owners each year. The Animal Welfare League is open 24 hours a day, 7 days a week and 365 days a year
to receive stray animals. After 11:00 pm, animals are received with police escort only.
When looking for your lost pet, we strongly recommend that you come in as often as possible to be
shown our stray cat / dog wards. With animals coming in 24 hours a day, it is difficult for our front
desk to know whether or not your particular animal has come in.
If you are happily united with your pet, you must bring in proof that your animal is up to date
on its rabies vaccination and that it also has an identifying micro-chip. This is per the State of
Illinois, not the AWL. There is also an initial impoundment fee as well as a fee for any shots that
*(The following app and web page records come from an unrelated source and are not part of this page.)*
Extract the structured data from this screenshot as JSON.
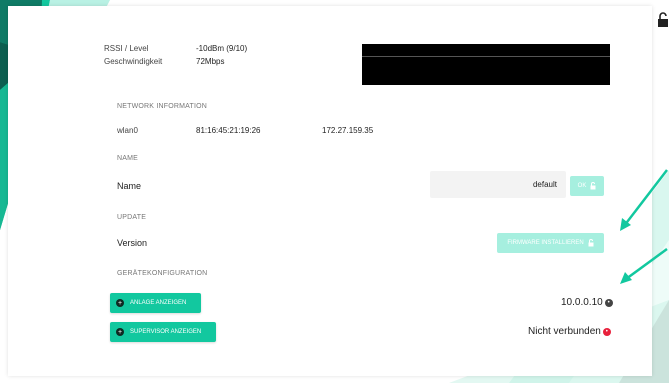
{
  "wifi": {
    "rssi_label": "RSSI / Level",
    "rssi_value": "-10dBm (9/10)",
    "speed_label": "Geschwindigkeit",
    "speed_value": "72Mbps"
  },
  "network": {
    "section_title": "NETWORK INFORMATION",
    "interface": "wlan0",
    "mac": "81:16:45:21:19:26",
    "ip": "172.27.159.35"
  },
  "name_section": {
    "section_title": "NAME",
    "label": "Name",
    "value": "default",
    "ok_button": "OK"
  },
  "update": {
    "section_title": "UPDATE",
    "label": "Version",
    "install_button": "FIRMWARE INSTALLIEREN"
  },
  "config": {
    "section_title": "GERÄTEKONFIGURATION",
    "anlage_button": "ANLAGE ANZEIGEN",
    "anlage_status": "10.0.0.10",
    "supervisor_button": "SUPERVISOR ANZEIGEN",
    "supervisor_status": "Nicht verbunden"
  },
  "colors": {
    "accent": "#12c89f",
    "accent_disabled": "#a6efdf",
    "error": "#e8213c",
    "ok_gray": "#555555"
  },
  "icons": [
    "back-arrow-icon",
    "lock-icon",
    "plus-circle-icon",
    "status-dot-icon",
    "pointer-arrow-icon"
  ]
}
may have been given for the protection of the animal. In addition, there is a "boarding" fee each
day your pet is here.
Our shelter microchips each animal adopted from our shelter to provide a permanent identification to
protect the animal from being lost or stolen. Our clinic now offers micro chipping services to any pet
owner at a significantly reduced fee.
Our off-site adoption program managed by volunteers helps adopt and promote shelter services through local PetsMarts, Petcos and Pet Supplies Plus stores.
Once a month, our satellite shelter provides a monthly supply of pet food to pet owners on a limited
income who otherwise would be unable to keep their companion animals. The shelter works diligently to
secure food donations so that we can continue this vital service in the community.
Our volunteers visit nursing homes, hospitals and other long term care facilities in the Chicagoland
area with their animals and animals from the shelter. The animals provide physical and emotional therapy
for the residents of the various facilities. The residents provide socialization for the shelter animals.
In 1972, the league opened its Spay/Neuter Clinic to help solve the pet over-population crisis. Our on-staff
veterinarians perform these surgeries for a significantly reduced fee. The clinic is open to the general
public. Learn more about Spay/Neuter.
The services of the League would not be possible without the ongoing commitment and involvement of our more
than 80 volunteers. Volunteers assist daily at the shelter providing companionship, care and exercise to our
animals, coordinating fundraising events, providing clerical assistance and assisting adopters in finding
the right pet.